EXERCISE OBJECTIVE
Your answer should be every line of the records that contains the word "icon".

========================================

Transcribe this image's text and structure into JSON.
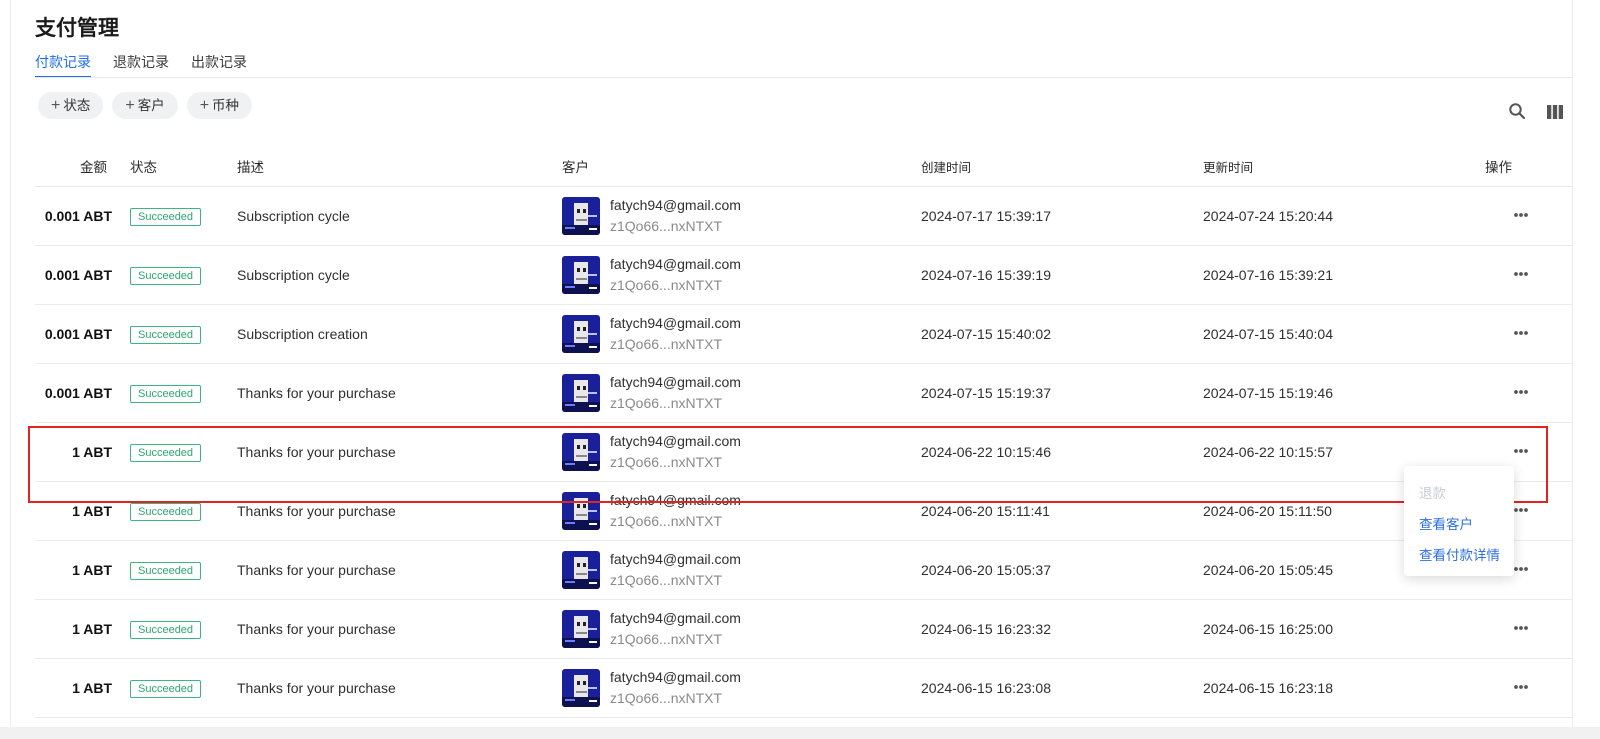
{
  "page": {
    "title": "支付管理"
  },
  "tabs": [
    {
      "label": "付款记录",
      "active": true
    },
    {
      "label": "退款记录",
      "active": false
    },
    {
      "label": "出款记录",
      "active": false
    }
  ],
  "filters": [
    {
      "plus": "+",
      "label": "状态"
    },
    {
      "plus": "+",
      "label": "客户"
    },
    {
      "plus": "+",
      "label": "币种"
    }
  ],
  "toolbar": {
    "search_icon": "search-icon",
    "columns_icon": "columns-icon"
  },
  "table": {
    "headers": {
      "amount": "金额",
      "status": "状态",
      "description": "描述",
      "customer": "客户",
      "created": "创建时间",
      "updated": "更新时间",
      "actions": "操作"
    },
    "rows": [
      {
        "amount": "0.001 ABT",
        "status": "Succeeded",
        "description": "Subscription cycle",
        "email": "fatych94@gmail.com",
        "did": "z1Qo66...nxNTXT",
        "created": "2024-07-17 15:39:17",
        "updated": "2024-07-24 15:20:44"
      },
      {
        "amount": "0.001 ABT",
        "status": "Succeeded",
        "description": "Subscription cycle",
        "email": "fatych94@gmail.com",
        "did": "z1Qo66...nxNTXT",
        "created": "2024-07-16 15:39:19",
        "updated": "2024-07-16 15:39:21"
      },
      {
        "amount": "0.001 ABT",
        "status": "Succeeded",
        "description": "Subscription creation",
        "email": "fatych94@gmail.com",
        "did": "z1Qo66...nxNTXT",
        "created": "2024-07-15 15:40:02",
        "updated": "2024-07-15 15:40:04"
      },
      {
        "amount": "0.001 ABT",
        "status": "Succeeded",
        "description": "Thanks for your purchase",
        "email": "fatych94@gmail.com",
        "did": "z1Qo66...nxNTXT",
        "created": "2024-07-15 15:19:37",
        "updated": "2024-07-15 15:19:46"
      },
      {
        "amount": "1 ABT",
        "status": "Succeeded",
        "description": "Thanks for your purchase",
        "email": "fatych94@gmail.com",
        "did": "z1Qo66...nxNTXT",
        "created": "2024-06-22 10:15:46",
        "updated": "2024-06-22 10:15:57"
      },
      {
        "amount": "1 ABT",
        "status": "Succeeded",
        "description": "Thanks for your purchase",
        "email": "fatych94@gmail.com",
        "did": "z1Qo66...nxNTXT",
        "created": "2024-06-20 15:11:41",
        "updated": "2024-06-20 15:11:50"
      },
      {
        "amount": "1 ABT",
        "status": "Succeeded",
        "description": "Thanks for your purchase",
        "email": "fatych94@gmail.com",
        "did": "z1Qo66...nxNTXT",
        "created": "2024-06-20 15:05:37",
        "updated": "2024-06-20 15:05:45"
      },
      {
        "amount": "1 ABT",
        "status": "Succeeded",
        "description": "Thanks for your purchase",
        "email": "fatych94@gmail.com",
        "did": "z1Qo66...nxNTXT",
        "created": "2024-06-15 16:23:32",
        "updated": "2024-06-15 16:25:00"
      },
      {
        "amount": "1 ABT",
        "status": "Succeeded",
        "description": "Thanks for your purchase",
        "email": "fatych94@gmail.com",
        "did": "z1Qo66...nxNTXT",
        "created": "2024-06-15 16:23:08",
        "updated": "2024-06-15 16:23:18"
      }
    ]
  },
  "action_menu": {
    "items": [
      {
        "label": "退款",
        "disabled": true
      },
      {
        "label": "查看客户",
        "disabled": false
      },
      {
        "label": "查看付款详情",
        "disabled": false
      }
    ]
  },
  "colors": {
    "accent": "#1f6fea",
    "success": "#2ea66f",
    "highlight": "#e02424"
  }
}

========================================

RESULT OF THIS TASK
    "search_icon": "search-icon",
    "columns_icon": "columns-icon"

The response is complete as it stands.